Kohn installed the special doors for much the same reason he bought the yellow car. "Just to be different," he says.
Mark Harper's yellow 1969 Mustang Mach I anchors one end of the yellow pack. Harper, 48, of Northville is a health and safety representative at a General Motors plant in Ypsilanti.
The yellow Ford Mustang is his prize possession. He only drives it when the weather is warm and chance of rain 30 percent or less.
"My wife thinks I'm nuts," Harper says. "At 4:58 a.m., I have the Weather Channel on to see if the Mustang is going to work or not."
Hoping to break a record
Hayden's 2003 Mustang GT is near the other end of the yellow pack. Wearing a yellow tank top, the firefighter is dressed to match the car. His 9-year-old daughter, Cheyenne, is dressed in a yellow top and shorts.
Hayden has become the unofficial Michigan recruiter. If he sees a yellow Mustang, he'll slip a business card in the windshield with the Web site for the registry.
He says he keeps coming to Yellow Mustang events because of the people. It's a fun group to hang out with.

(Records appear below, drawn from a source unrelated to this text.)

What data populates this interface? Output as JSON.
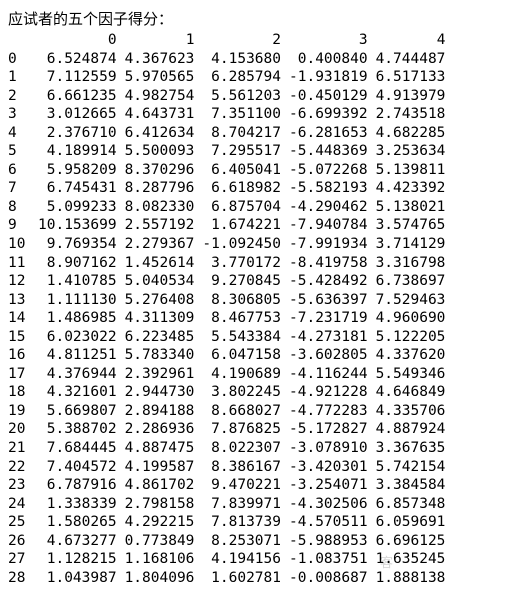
{
  "title": "应试者的五个因子得分：",
  "columns": [
    "0",
    "1",
    "2",
    "3",
    "4"
  ],
  "rows": [
    {
      "idx": "0",
      "c": [
        "6.524874",
        "4.367623",
        "4.153680",
        "0.400840",
        "4.744487"
      ]
    },
    {
      "idx": "1",
      "c": [
        "7.112559",
        "5.970565",
        "6.285794",
        "-1.931819",
        "6.517133"
      ]
    },
    {
      "idx": "2",
      "c": [
        "6.661235",
        "4.982754",
        "5.561203",
        "-0.450129",
        "4.913979"
      ]
    },
    {
      "idx": "3",
      "c": [
        "3.012665",
        "4.643731",
        "7.351100",
        "-6.699392",
        "2.743518"
      ]
    },
    {
      "idx": "4",
      "c": [
        "2.376710",
        "6.412634",
        "8.704217",
        "-6.281653",
        "4.682285"
      ]
    },
    {
      "idx": "5",
      "c": [
        "4.189914",
        "5.500093",
        "7.295517",
        "-5.448369",
        "3.253634"
      ]
    },
    {
      "idx": "6",
      "c": [
        "5.958209",
        "8.370296",
        "6.405041",
        "-5.072268",
        "5.139811"
      ]
    },
    {
      "idx": "7",
      "c": [
        "6.745431",
        "8.287796",
        "6.618982",
        "-5.582193",
        "4.423392"
      ]
    },
    {
      "idx": "8",
      "c": [
        "5.099233",
        "8.082330",
        "6.875704",
        "-4.290462",
        "5.138021"
      ]
    },
    {
      "idx": "9",
      "c": [
        "10.153699",
        "2.557192",
        "1.674221",
        "-7.940784",
        "3.574765"
      ]
    },
    {
      "idx": "10",
      "c": [
        "9.769354",
        "2.279367",
        "-1.092450",
        "-7.991934",
        "3.714129"
      ]
    },
    {
      "idx": "11",
      "c": [
        "8.907162",
        "1.452614",
        "3.770172",
        "-8.419758",
        "3.316798"
      ]
    },
    {
      "idx": "12",
      "c": [
        "1.410785",
        "5.040534",
        "9.270845",
        "-5.428492",
        "6.738697"
      ]
    },
    {
      "idx": "13",
      "c": [
        "1.111130",
        "5.276408",
        "8.306805",
        "-5.636397",
        "7.529463"
      ]
    },
    {
      "idx": "14",
      "c": [
        "1.486985",
        "4.311309",
        "8.467753",
        "-7.231719",
        "4.960690"
      ]
    },
    {
      "idx": "15",
      "c": [
        "6.023022",
        "6.223485",
        "5.543384",
        "-4.273181",
        "5.122205"
      ]
    },
    {
      "idx": "16",
      "c": [
        "4.811251",
        "5.783340",
        "6.047158",
        "-3.602805",
        "4.337620"
      ]
    },
    {
      "idx": "17",
      "c": [
        "4.376944",
        "2.392961",
        "4.190689",
        "-4.116244",
        "5.549346"
      ]
    },
    {
      "idx": "18",
      "c": [
        "4.321601",
        "2.944730",
        "3.802245",
        "-4.921228",
        "4.646849"
      ]
    },
    {
      "idx": "19",
      "c": [
        "5.669807",
        "2.894188",
        "8.668027",
        "-4.772283",
        "4.335706"
      ]
    },
    {
      "idx": "20",
      "c": [
        "5.388702",
        "2.286936",
        "7.876825",
        "-5.172827",
        "4.887924"
      ]
    },
    {
      "idx": "21",
      "c": [
        "7.684445",
        "4.887475",
        "8.022307",
        "-3.078910",
        "3.367635"
      ]
    },
    {
      "idx": "22",
      "c": [
        "7.404572",
        "4.199587",
        "8.386167",
        "-3.420301",
        "5.742154"
      ]
    },
    {
      "idx": "23",
      "c": [
        "6.787916",
        "4.861702",
        "9.470221",
        "-3.254071",
        "3.384584"
      ]
    },
    {
      "idx": "24",
      "c": [
        "1.338339",
        "2.798158",
        "7.839971",
        "-4.302506",
        "6.857348"
      ]
    },
    {
      "idx": "25",
      "c": [
        "1.580265",
        "4.292215",
        "7.813739",
        "-4.570511",
        "6.059691"
      ]
    },
    {
      "idx": "26",
      "c": [
        "4.673277",
        "0.773849",
        "8.253071",
        "-5.988953",
        "6.696125"
      ]
    },
    {
      "idx": "27",
      "c": [
        "1.128215",
        "1.168106",
        "4.194156",
        "-1.083751",
        "1.635245"
      ]
    },
    {
      "idx": "28",
      "c": [
        "1.043987",
        "1.804096",
        "1.602781",
        "-0.008687",
        "1.888138"
      ]
    }
  ],
  "watermark": "客"
}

Many of the members are car experts, but some know little about working on their own cars. Everyone is welcome, Hayden says.
"I can't completely explain it, but people who own yellow Mustangs have a certain enthusiasm about them," he says.
A year after buying the car and joining the club, he can think of one way he'd get rid of his yellow Mustang. "Only for another yellow Mustang," he says.
As he looks over the yellow group at Mustang Memories, Hayden imagines what this year's gathering at the Woodward Dream Cruise will look like.
The biggest gathering so far of yellow Mustang owners was in March in Orlando. Pictures from the event showed 60 yellow Mustangs lined up in a parking lot lined with palm trees.
Hayden hopes to break that mark at this year's Woodward Dream Cruise.
"The Yellow Mustang Registry is going to take over Woodward at some point during the Dream Cruise," Hayden says.
Contact JOE GUY COLLIER at 313-222-6512 or firstname.lastname@example.org.